Are Jazz apples good for baking pies?
Jazz. The exceptional taste of the Jazz apple is not only great for pies, but makes for a delicious raw snack, too. Jazz apples come from New Zealand and can be found in supermarkets year-round.
Are Jazz apples juicy?
Jazz is a crisp hard apple with an excellent strong sweet-sharp flavor, and a pronounced fruity pear-drop note. … Whatever the genetic mix, the result is a great and unique apple. The butter-yellow flesh is juicy, crisp and dense.
Are Mac apples good for baking?
McIntosh is an apple that has been loved since John McIntosh discovered seedlings in Ontario in 1811. … It’s worth the wait, though—this apple is tart and juicy-crisp, with finely textured flesh that holds its shape well, perfect for pie and other baking uses.
Can you use any apples for baking?
Pink Ladies and Granny Smiths are our go-to baking apples, but you can choose any kind you like as long as it has a firm texture and a good bit of acidity.
What apples are not good for baking?
While they may catch your eye with their bright red skin, chefs say you should absolutely avoid using a Red Delicious apple for cooking.
- Why you shouldn’t cook with the Red Delicious.
- Why does the Red Delicious get a bad rep?
- Inside the spotty history of the Red Delicious.
- What qualities make up good cooking apples?
What are jazz apples similar to?
Best substitutes for Jazz apples
|For a similar flavor||For apple sauce||For baked desserts|
|Golden Delicious||Gala||Arkansas Black|
Is Jazz apple sweet or sour?
Jazz apples are perhaps the most famous Royal Gala and Braeburn cross apple variety developed in New Zealand. These are dynamic apples with a strong sweet-sharp flavor that can be reminiscent of pear or of honey. The butter-yellow flesh is juicy, crisp, and dense.
Why are they called Jazz apples?
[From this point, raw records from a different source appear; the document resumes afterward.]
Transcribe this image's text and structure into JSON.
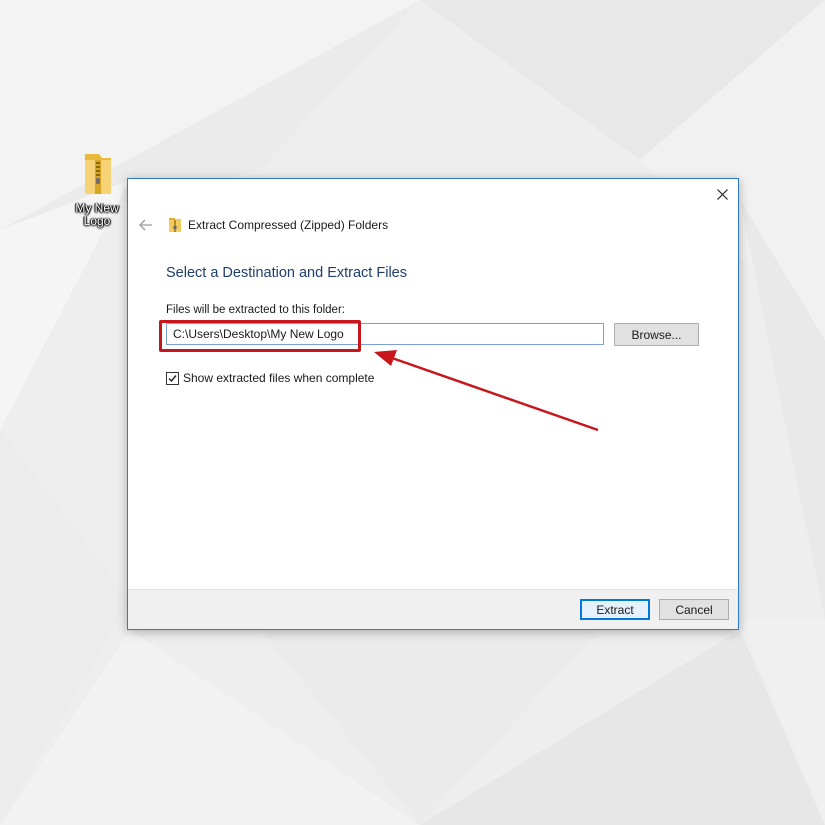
{
  "desktop": {
    "icon_label": "My New Logo",
    "icon": "zip-folder-icon"
  },
  "dialog": {
    "back_icon": "back-arrow-icon",
    "wizard_icon": "zip-folder-icon",
    "close_icon": "close-icon",
    "title": "Extract Compressed (Zipped) Folders",
    "heading": "Select a Destination and Extract Files",
    "destination_label": "Files will be extracted to this folder:",
    "destination_value": "C:\\Users\\Desktop\\My New Logo",
    "browse_label": "Browse...",
    "show_files_label": "Show extracted files when complete",
    "show_files_checked": true,
    "extract_label": "Extract",
    "cancel_label": "Cancel"
  },
  "colors": {
    "heading": "#1e3e6e",
    "dialog_border": "#2f7bc7",
    "default_button_border": "#0078d7",
    "annotation": "#c8161d"
  }
}
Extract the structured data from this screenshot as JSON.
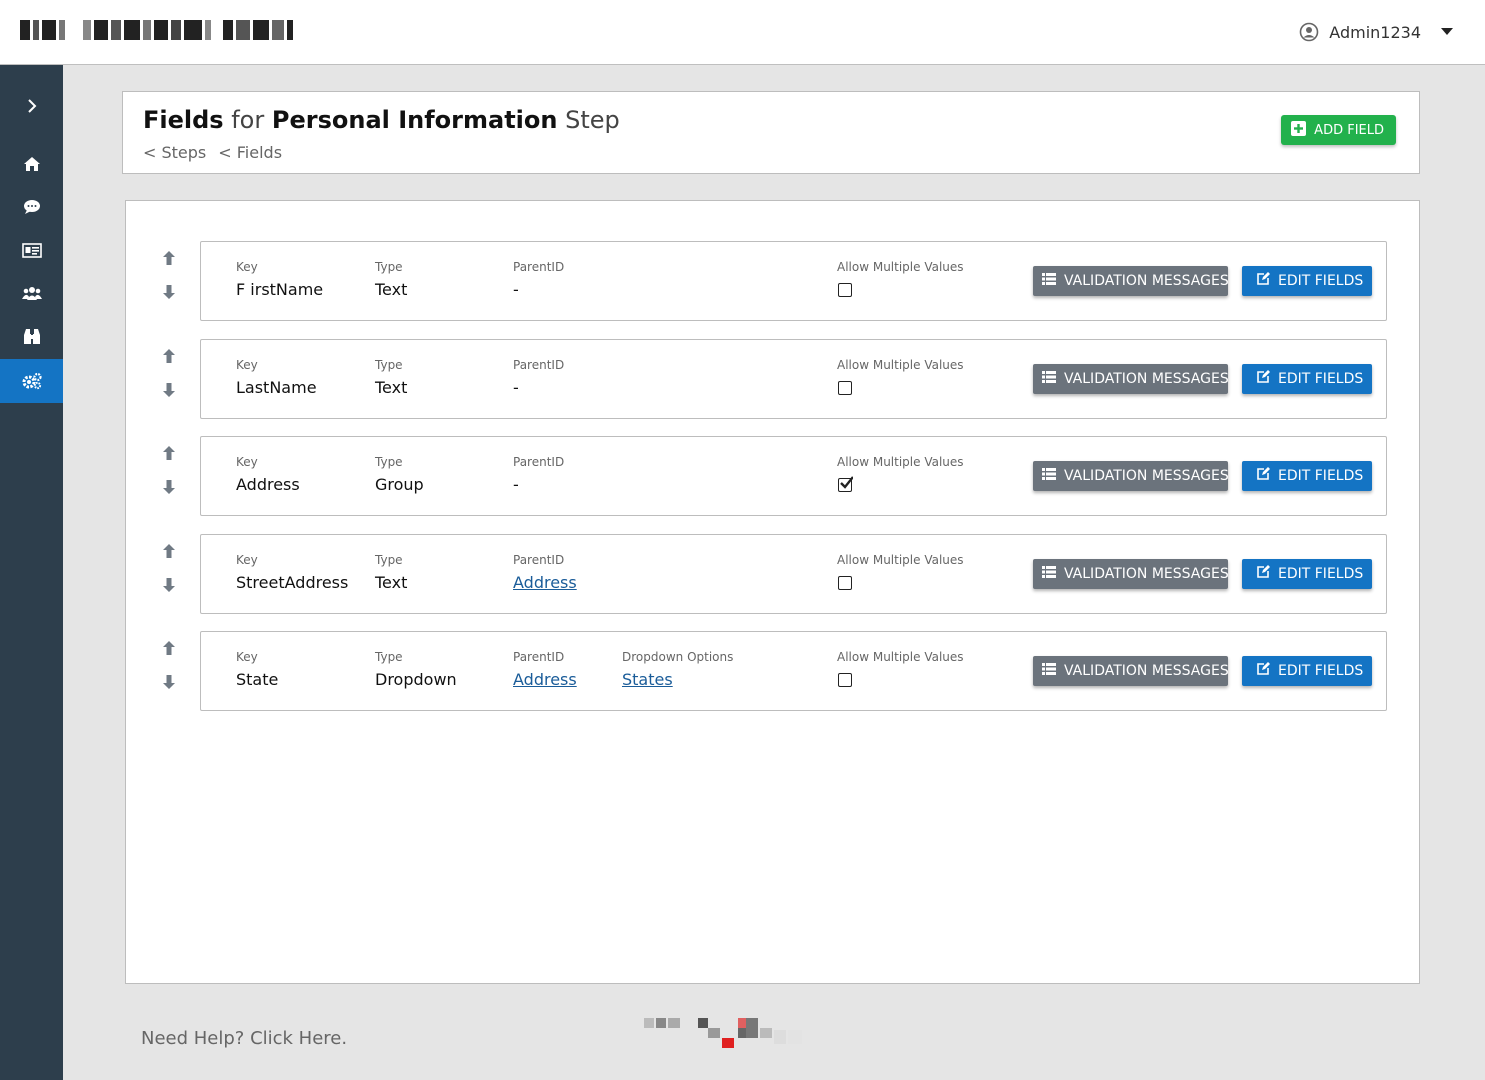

Jazz is a trademarked brand of the Scifresh cultivar of domesticated apple. Scifresh is a cross between Royal Gala and Braeburn. It was developed in New Zealand as part of a collaboration between apple marketer ENZA, orchardists, and the Plant & Food Research institute.
|Origin||New Zealand, 1985|